The Dec. 19 voyage of the USS Nimitz and four escort vessels, confirmed by U.S. officials, was viewed as a message from Washington to Beijing to refrain from any military action against Taiwan, a self-governing island that China regards as a renegade province.

"Weather is the convenient rationale, but there's no question in my mind that sailing the Nimitz through the strait is a conscious political signal and reminder to Beijing," said Jonathan Pollack, an international relations expert at the Rand Corp., a think tank in Los Angeles.

Normally, aircraft carriers in the region pass to the east of Taiwan, on the Pacific Ocean side away from China, especially when they are coming from the United States, as the Nimitz was in December. The South China Morning Post reported Saturday that the Hong Kong Royal Observatory said it had no record of a tropical storm off Taiwan at the time of the Nimitz voyage.

The Pentagon said U.S. vessels have passed through the 200-kilometer-wide strait before en route between Japan and Hong Kong, since it is an international waterway. And some analysts said the only message being sent was one from Taiwan's government, which is believed to have leaked the month-old news of the Nimitz voyage to the Taiwanese people, whose fears were fanned last week by a New York Times report that China was contemplating a plan to lob a shell a day into the island after the elections.

Why all the fuss about messages? For months, China has been threatening to take military action against Taiwan if the self-governing island formally declares itself independent or continues to campaign for greater international status. Those threats rose in volume and frequency after Taiwanese President Lee Teng-hui went to the United States last summer. Although U.S. officials called it a private visit to Lee's Cornell University reunion, China viewed the trip as a breach in Taiwan's diplomatic isolation.

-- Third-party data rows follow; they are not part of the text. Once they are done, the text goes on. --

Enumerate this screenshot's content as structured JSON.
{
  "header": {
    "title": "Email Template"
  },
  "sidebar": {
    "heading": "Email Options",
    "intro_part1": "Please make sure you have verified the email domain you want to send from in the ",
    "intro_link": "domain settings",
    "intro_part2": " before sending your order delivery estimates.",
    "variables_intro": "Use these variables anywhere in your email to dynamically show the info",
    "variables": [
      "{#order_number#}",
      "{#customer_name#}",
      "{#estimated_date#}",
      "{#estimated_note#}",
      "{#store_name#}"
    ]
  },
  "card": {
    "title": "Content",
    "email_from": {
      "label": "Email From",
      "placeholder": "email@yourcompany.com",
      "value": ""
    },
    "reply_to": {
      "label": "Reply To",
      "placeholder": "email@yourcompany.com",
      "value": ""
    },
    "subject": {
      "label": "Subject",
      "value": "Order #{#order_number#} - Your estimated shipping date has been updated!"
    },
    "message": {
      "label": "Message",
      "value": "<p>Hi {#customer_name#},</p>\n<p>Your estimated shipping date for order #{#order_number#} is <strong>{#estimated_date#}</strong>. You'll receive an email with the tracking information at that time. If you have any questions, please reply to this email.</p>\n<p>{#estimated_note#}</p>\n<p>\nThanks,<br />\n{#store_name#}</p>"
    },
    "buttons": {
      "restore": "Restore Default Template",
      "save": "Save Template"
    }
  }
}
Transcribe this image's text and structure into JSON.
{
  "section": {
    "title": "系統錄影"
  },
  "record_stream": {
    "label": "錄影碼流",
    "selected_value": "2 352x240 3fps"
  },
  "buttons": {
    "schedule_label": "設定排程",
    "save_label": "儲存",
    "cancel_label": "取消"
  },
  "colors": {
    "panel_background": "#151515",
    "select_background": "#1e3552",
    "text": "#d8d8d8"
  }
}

Chinese officials have told foreign visitors that they have weighed options such as missile attacks, a blockade or a full-scale invasion of Taiwan. Beijing has tried to lend these versions weight by firing missiles into the waters north of Taiwan or holding military exercises on the nearby coast of China's Zhejiang Province.

Most analysts regard China's threats as diplomatic posturing by a government frustrated by its inability to stymie Taiwan's own diplomatic offensive.

"I think what's going on is classic coercive diplomacy,'' said Kenneth Lieberthal, a University of Michigan professor of Chinese politics who has advised the Clinton administration. "China has put military assets in place in a fashion that lets others know what they're doing so as to gain greater credibility for their diplomacy.''